Snapcraft.io is the landing zone. Snaps (Snap apps) seem to be well-integrated into the desktop (the GNOME desktop at least) and low-fuss. They update themselves magically. Ubuntu have come under fire for snaps being opaque and easy to backdoor, requiring trust in the the Ubuntu Czars to be the gatekeepers. That is, they are currently dubious for hardened oses, because while they provide sandboxing, it is leaky and comes at the price of accountability.
I needed some extra config to keep disk usage under control when trying snaps. Per default, it keeps many expired versions of every app lying around for no particular reason that I understand.
sudo snap set system refresh.retain=2
or to remove inactive expired versions right now (bash shell)
sudo bash snap list --all | while read snapname ver rev trk pub notes; do if [[ $notes = *disabled* ]]; then snap remove "$snapname" --revision="$rev"; fi; done
I think this one comes from Red Hat?
flatpak enables many sandboxed apps via flathub. It is shiny and GUI-friendly, and seems to include update infrastructure. It claims to be a secure way of running apps sandboxed, but may not be especially secure as actually used. The cost is that desktop integration is only kind-of functional. Disappointingly, Flatpak apps are not called Flaps.
For Ubuntu, Flatpak is almost well supported, but not installed per default.
sudo apt install flatpak # Integrate into GNOME: sudo apt install gnome-software-plugin-flatpak flatpak remote-add --if-not-exists flathub \ https://flathub.org/repo/flathub.flatpakrepo
UPDATE: in Ubuntu 20.04 or later default GNOME software app no longer supports flatpak, so installing flatpak installs another version of the Software store app.
The major pain-point of flatpak for me is the portal system, which is a bit of infrastructure that we as users would prefer to know nothing about, but which we can’t help but notice because of its obtrusiveness. When a flatpak app tries to ask a local app to open a file — e.g. a PDF view to open PDF files — rather than being a 1-click operation, it’s a tedious rigmarole, wherein a notification pops up to tell you that a PDF app selector has opened, which you click on to see the PDF selector which it in turn asks how you want to open the PDF, which you must repeat anew every single time you open a PDF.
Another pain point is that Flatpak tends to rapidly consume disk space under
The Ubuntu software app gui sometimes seems to be confused about whether to install for a single user or system wide, or both. I found I can reduce the number of duplicate copies via
sudo flatpak remove --system org.zotero.Zotero flatpak install --user org.zotero.Zotero
One can AFAICT execute flatpak apps directly, via, e.g.
but one is supposed to do this:
flatpak run org.zotero.Zotero
If you get weird errors from a flatpak app about how it can’t access some important file, you might need to give it extra permissions.
flatpak override --user --filesystem=/path/to/dir org.app.Id
Flatpak does not allow access to USB (or indeed any) devices per default. That means that if you want to access peripheral hardware you need to do

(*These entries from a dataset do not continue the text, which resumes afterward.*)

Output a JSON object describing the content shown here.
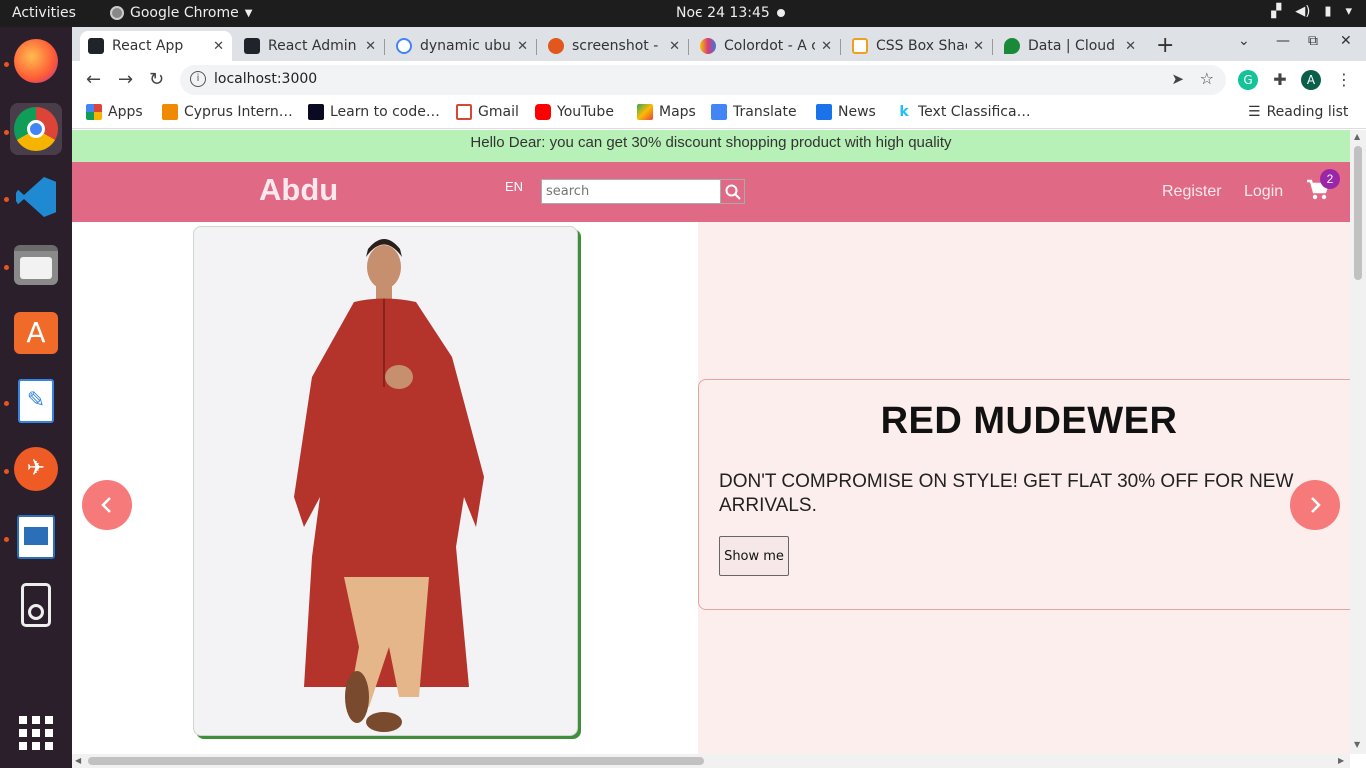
{
  "system": {
    "activities": "Activities",
    "app_name": "Google Chrome",
    "clock": "Noє 24  13:45"
  },
  "dock": {
    "items": [
      "firefox-icon",
      "chrome-icon",
      "vscode-icon",
      "files-icon",
      "software-center-icon",
      "text-editor-icon",
      "postman-icon",
      "writer-icon",
      "sd-card-icon",
      "app-grid-icon"
    ]
  },
  "tabs": [
    {
      "label": "React App",
      "color": "#20232a"
    },
    {
      "label": "React Admin",
      "color": "#20232a"
    },
    {
      "label": "dynamic ubu",
      "color": "#ffffff"
    },
    {
      "label": "screenshot -",
      "color": "#e2571e"
    },
    {
      "label": "Colordot - A c",
      "color": "#d83a7a"
    },
    {
      "label": "CSS Box Shac",
      "color": "#f0a020"
    },
    {
      "label": "Data | Cloud",
      "color": "#1a8a3a"
    }
  ],
  "toolbar": {
    "url": "localhost:3000",
    "profile_initial": "A"
  },
  "bookmarks": {
    "items": [
      "Apps",
      "Cyprus Intern…",
      "Learn to code…",
      "Gmail",
      "YouTube",
      "Maps",
      "Translate",
      "News",
      "Text Classifica…"
    ],
    "reading_list": "Reading list"
  },
  "page": {
    "announcement": "Hello Dear: you can get 30% discount shopping product with high quality",
    "logo": "Abdu",
    "language": "EN",
    "search_placeholder": "search",
    "register": "Register",
    "login": "Login",
    "cart_count": "2",
    "slide": {
      "title": "RED MUDEWER",
      "description": "DON'T COMPROMISE ON STYLE! GET FLAT 30% OFF FOR NEW ARRIVALS.",
      "button": "Show me"
    },
    "colors": {
      "navbar": "#e06a85",
      "announcement_bg": "#b8f1b7",
      "slide_bg": "#fdeeee",
      "arrow": "#f77a7a"
    }
  }
}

flatpak run --device=all com.calibre_ebook.calibre
This is, as the phrasing implies, an all-or-nothing situation. Either you trust an app to access every device you have, or none of them.
See the package manager page.